"Even though the memories are very painful, I don't want them to go away. I want to keep him in my mind all the time.
"I still get upset when I see a young man around Kristen's age who is getting on with his life, setting up a family, working hard, because it is something that he never got to do – the life that he didn't have.
"However, I'm very proud that he was a soldier and glad that he joined the Army, because it is what he wanted to do.
"He loved his job, had great friends and achieved so much. I can't say that I wish he never went, because you never know what might have happened if he hadn't joined – people die in car accidents every day."
Father Alan Turton, 71, said: "What he achieved in his three years in the Army was more than some people do in their whole lives. He wanted to drive a Challenger II tank and he did it. He wanted to drive the armoured vehicles and he did and he was even picked for specialist sniper training because he was such a good shot.
"Kristen's grandfather fought all the way through the Second World War and would have been very proud of him, just as we are as parents.

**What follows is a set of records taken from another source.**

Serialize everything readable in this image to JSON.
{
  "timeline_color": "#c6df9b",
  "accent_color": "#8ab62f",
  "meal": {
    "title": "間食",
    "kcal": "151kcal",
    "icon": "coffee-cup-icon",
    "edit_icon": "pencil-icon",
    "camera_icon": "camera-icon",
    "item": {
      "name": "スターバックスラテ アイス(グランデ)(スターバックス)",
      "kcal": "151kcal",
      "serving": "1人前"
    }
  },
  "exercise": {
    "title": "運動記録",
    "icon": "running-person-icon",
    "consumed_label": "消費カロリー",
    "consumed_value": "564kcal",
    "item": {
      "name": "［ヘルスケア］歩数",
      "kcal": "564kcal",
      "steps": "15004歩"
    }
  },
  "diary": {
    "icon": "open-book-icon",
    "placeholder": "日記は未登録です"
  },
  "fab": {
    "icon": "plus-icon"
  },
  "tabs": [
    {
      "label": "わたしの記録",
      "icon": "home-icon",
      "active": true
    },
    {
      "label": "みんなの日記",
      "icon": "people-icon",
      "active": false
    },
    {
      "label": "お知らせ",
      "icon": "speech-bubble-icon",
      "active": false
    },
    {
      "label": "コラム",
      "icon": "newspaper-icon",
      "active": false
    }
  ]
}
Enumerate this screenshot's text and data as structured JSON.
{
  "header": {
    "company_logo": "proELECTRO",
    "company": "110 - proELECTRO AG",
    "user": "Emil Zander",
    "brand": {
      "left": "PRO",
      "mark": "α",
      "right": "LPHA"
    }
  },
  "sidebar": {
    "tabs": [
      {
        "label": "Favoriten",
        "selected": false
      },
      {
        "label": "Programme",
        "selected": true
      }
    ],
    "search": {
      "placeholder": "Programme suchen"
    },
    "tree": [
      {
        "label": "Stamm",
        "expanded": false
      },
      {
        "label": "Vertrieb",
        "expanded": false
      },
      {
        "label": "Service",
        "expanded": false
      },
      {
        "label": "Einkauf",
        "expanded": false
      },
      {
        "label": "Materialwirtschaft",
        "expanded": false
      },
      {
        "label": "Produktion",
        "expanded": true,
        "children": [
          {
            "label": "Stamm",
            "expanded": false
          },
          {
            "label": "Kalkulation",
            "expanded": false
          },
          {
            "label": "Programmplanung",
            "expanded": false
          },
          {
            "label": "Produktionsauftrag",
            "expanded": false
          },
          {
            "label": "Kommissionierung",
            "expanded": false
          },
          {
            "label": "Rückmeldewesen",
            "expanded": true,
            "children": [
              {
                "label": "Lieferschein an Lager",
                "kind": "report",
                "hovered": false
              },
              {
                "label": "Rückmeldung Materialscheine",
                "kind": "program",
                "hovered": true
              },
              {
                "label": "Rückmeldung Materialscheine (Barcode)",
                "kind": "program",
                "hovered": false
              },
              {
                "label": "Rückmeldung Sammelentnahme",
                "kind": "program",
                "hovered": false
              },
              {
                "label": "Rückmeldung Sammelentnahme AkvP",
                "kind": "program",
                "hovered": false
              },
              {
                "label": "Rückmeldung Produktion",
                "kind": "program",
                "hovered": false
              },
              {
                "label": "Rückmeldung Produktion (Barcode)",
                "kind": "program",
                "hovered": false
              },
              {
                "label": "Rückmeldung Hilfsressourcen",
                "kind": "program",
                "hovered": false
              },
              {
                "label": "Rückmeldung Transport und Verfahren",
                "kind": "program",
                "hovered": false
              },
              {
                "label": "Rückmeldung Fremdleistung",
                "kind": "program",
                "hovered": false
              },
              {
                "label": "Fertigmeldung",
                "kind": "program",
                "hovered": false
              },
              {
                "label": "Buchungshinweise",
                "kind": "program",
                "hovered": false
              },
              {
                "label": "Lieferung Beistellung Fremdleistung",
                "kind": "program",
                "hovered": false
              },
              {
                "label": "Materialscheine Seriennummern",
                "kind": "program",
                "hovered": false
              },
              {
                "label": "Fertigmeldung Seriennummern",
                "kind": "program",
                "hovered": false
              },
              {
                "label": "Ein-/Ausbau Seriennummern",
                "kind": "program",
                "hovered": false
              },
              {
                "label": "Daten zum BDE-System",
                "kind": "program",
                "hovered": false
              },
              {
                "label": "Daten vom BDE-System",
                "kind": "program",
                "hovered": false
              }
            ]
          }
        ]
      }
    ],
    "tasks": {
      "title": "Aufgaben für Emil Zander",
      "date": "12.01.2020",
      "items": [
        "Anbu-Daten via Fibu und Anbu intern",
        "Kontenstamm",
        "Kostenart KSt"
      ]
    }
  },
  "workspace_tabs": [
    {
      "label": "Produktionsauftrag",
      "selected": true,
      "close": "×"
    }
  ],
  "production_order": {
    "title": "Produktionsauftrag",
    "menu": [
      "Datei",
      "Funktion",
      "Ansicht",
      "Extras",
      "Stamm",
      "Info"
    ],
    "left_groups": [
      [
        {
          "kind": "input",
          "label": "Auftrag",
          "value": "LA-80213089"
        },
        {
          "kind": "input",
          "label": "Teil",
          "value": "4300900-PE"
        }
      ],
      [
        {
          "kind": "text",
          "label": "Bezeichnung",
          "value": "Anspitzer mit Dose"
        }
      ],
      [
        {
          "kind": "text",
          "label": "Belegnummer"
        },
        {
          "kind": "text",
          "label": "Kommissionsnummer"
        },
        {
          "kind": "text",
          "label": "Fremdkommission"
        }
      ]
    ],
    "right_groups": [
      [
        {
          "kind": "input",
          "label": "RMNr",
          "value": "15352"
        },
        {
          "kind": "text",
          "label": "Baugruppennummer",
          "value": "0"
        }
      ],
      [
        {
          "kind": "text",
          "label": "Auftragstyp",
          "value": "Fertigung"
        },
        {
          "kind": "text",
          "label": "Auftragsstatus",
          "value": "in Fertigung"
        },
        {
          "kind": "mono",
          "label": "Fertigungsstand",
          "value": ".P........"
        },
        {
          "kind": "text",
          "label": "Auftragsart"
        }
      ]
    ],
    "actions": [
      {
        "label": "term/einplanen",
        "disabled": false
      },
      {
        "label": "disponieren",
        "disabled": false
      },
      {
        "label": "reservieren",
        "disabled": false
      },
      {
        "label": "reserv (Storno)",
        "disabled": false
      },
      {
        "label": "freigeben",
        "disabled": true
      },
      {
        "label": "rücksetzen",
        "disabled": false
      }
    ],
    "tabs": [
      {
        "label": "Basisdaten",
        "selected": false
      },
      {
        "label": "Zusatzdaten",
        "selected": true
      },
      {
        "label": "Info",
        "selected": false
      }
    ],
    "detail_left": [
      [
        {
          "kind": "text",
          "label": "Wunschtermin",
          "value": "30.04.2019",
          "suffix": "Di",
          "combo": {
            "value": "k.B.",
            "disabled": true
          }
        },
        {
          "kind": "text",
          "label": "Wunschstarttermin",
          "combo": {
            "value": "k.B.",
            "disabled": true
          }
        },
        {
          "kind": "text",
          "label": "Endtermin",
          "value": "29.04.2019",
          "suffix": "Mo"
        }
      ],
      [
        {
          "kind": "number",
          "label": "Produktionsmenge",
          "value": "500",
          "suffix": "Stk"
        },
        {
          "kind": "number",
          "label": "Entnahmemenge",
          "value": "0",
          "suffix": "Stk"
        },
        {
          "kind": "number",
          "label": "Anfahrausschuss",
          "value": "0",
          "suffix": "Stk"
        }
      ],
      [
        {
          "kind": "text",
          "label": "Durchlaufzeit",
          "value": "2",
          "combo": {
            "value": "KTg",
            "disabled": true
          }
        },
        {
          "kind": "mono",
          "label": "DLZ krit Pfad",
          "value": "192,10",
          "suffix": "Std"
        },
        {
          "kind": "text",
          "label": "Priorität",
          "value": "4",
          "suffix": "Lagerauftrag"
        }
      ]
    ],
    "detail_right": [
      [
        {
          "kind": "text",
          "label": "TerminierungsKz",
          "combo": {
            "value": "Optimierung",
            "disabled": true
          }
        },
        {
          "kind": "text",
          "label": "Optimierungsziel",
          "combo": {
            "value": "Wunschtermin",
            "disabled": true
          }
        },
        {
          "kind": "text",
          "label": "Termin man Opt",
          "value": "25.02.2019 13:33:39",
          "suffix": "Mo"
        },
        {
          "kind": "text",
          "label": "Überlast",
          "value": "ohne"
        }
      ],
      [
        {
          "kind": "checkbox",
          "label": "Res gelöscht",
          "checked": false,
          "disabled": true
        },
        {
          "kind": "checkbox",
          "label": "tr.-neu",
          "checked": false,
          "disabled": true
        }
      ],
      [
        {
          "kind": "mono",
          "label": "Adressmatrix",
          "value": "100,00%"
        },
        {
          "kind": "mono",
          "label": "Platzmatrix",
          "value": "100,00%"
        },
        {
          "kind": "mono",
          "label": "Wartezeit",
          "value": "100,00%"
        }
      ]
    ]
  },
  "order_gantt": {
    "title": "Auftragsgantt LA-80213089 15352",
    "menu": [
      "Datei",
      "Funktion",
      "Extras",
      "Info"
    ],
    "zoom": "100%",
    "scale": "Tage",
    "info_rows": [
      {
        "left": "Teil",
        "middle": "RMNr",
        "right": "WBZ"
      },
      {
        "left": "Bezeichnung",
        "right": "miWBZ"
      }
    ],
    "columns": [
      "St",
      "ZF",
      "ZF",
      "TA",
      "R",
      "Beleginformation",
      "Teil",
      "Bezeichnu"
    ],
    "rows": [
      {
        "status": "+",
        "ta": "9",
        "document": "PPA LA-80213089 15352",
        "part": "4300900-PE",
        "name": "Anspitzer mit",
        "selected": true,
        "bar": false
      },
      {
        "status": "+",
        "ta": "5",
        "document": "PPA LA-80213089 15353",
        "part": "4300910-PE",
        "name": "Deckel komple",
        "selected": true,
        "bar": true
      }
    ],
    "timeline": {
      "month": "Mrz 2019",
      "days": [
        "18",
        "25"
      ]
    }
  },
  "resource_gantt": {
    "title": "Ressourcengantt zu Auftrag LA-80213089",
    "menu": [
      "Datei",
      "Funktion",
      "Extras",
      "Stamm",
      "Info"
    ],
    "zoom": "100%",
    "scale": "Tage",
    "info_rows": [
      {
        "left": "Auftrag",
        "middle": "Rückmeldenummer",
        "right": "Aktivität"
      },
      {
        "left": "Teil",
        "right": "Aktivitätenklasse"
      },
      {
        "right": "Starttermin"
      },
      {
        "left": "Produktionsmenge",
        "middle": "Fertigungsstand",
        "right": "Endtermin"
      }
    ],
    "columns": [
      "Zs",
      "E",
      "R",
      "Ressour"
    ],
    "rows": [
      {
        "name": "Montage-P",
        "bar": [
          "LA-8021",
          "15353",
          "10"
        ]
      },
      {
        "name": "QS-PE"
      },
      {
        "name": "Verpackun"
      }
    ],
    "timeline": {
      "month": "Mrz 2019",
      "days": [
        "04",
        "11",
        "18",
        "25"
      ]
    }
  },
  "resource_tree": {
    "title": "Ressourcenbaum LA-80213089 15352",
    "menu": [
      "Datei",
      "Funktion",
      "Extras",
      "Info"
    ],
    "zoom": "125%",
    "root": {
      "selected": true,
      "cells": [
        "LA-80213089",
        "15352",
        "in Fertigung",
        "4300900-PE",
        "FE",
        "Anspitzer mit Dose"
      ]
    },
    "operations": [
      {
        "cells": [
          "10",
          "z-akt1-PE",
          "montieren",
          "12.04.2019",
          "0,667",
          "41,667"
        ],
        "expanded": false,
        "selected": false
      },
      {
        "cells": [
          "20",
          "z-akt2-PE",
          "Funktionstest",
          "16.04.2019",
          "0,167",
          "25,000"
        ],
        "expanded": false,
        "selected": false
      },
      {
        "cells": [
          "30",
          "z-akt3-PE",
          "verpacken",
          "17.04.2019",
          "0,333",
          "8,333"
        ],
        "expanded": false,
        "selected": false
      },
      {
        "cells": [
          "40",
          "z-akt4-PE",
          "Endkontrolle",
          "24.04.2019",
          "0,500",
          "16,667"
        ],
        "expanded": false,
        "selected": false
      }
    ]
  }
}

"Today is about remembering what these people have done for their country – and they are still doing it now. Sadly, I can't see us winning the war in Afghanistan anytime soon and we still hear about young soldiers dying from roadside bombs now."